The administration of President Muhammadu Buhari has never hidden its desire to diversify the economy through agriculture. Consequently, the Central Bank of Nigeria (CBN) has boosted the development of agriculture sector with various financial interventions. But despite these efforts, available data has shown that commercial banks’ lending to the agric sector has fallen short of CBN’s lending target of seven per cent.
The implication is that the government’s effort to break the overdependence on oil revenue and diversify the economy through agriculture and solid minerals development may not be realised as planned. The CBN had in 2011 unveiled a 10-year target of 7 per cent credit allocation to agricultural sector. To achieve this target, the apex bank introduced some measures which included the establishment of the Nigerian Incentive-Based Risk Sharing System for Agricultural Lending (NIRSAL) and intervention funds like the Commercial Agricultural Credit Scheme (CACS) and the Anchor Borrowers Programme (ABP).
However, data from the National Bureau of Statistics (NBS) on banking sector credit to the various sectors of the economy from the first quarter of 2015 (Q1’2015) to first quarter of 2019 (Q1’2019), revealed a sluggish growth rate of 5 per cent per annum in the agric sector’s share of total banks’ credit during the period. This is against the projected 40 per cent annual growth rate required to meet the CBN’s target for 2021. In real terms, the N638.5bn credit allocation to agric sector as at Q1’2019 was N461.5bn below the target of N1.1trn, or 7.0 per cent of the N15.2trn total bank credit during the period.
This implies that banks should increase their lending to agric sector by about N1.2trn in the next two years in order to meet the CBN’s target.
While this seems a tall order, it is not impossible. But it can only be achieved if the CBN and the Federal Government collaborate with the banks to bridge the credit lending gap to the sector. However, the CBN should provide the necessary incentives to commercial banks to grant affordable, long-term bank credit at low interest rate to small holding farmers. A low interest rate will undoubtedly boost farming. Under the CBN’s Anchor Borrowers Programme, farmers are given loans at an interest rate of 9 per cent. Nevertheless, we believe that a lower interest rate of not more than 5 per cent will be ideal for the sector.
Therefore, the government should strengthen its agricultural policy in such a way that it will enhance lending to the farmers. Government should enable farmers and others in the sector meet the Minimum Risk Acceptance Criteria (RACs) to access available loans. In its effort to diversify the economy through agriculture, government must ensure that all stakeholders are carried along. It is unfortunate that the agric sector has not contributed as much as it should to the nation’s Gross Domestic Product (GDP) largely due to insufficient support and other impediments. This is why we welcome the recent ban on the importation of some agric products that can be produced locally. Good enough, the apex bank has been doing much to boost the development of the sector and make it the mainstay of the economy. That notwithstanding, there is need for radical fiscal policy measures, including import substitution policies, that will make the sector attractive to the banks.

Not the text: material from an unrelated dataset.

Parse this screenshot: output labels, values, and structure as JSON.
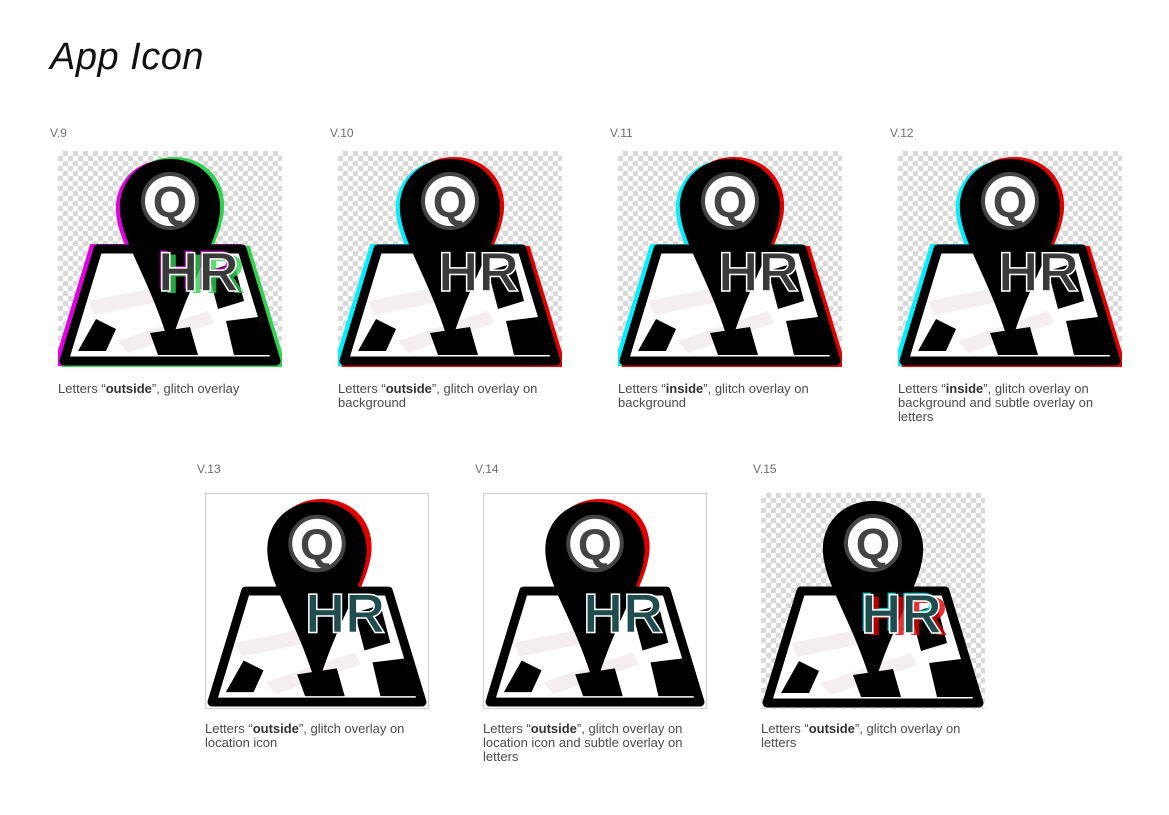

Although intervention funds in the agricultural sector has not been as efficient as it ought to be because of high rate of default, access to capital to farmers at single-digit interest rate is a necessary step towards achieving this lofty objective. Therefore, we urge the banks to find a way to provide interest at reasonable rate to those in the sector. Current efforts to attract private investment to the agric sector should be pursued, and government should pay its counterpart funding to the sector. To achieve government’s objective of self-sufficiency in food production and boost exports, commercial banks should review their lending policy to the sector.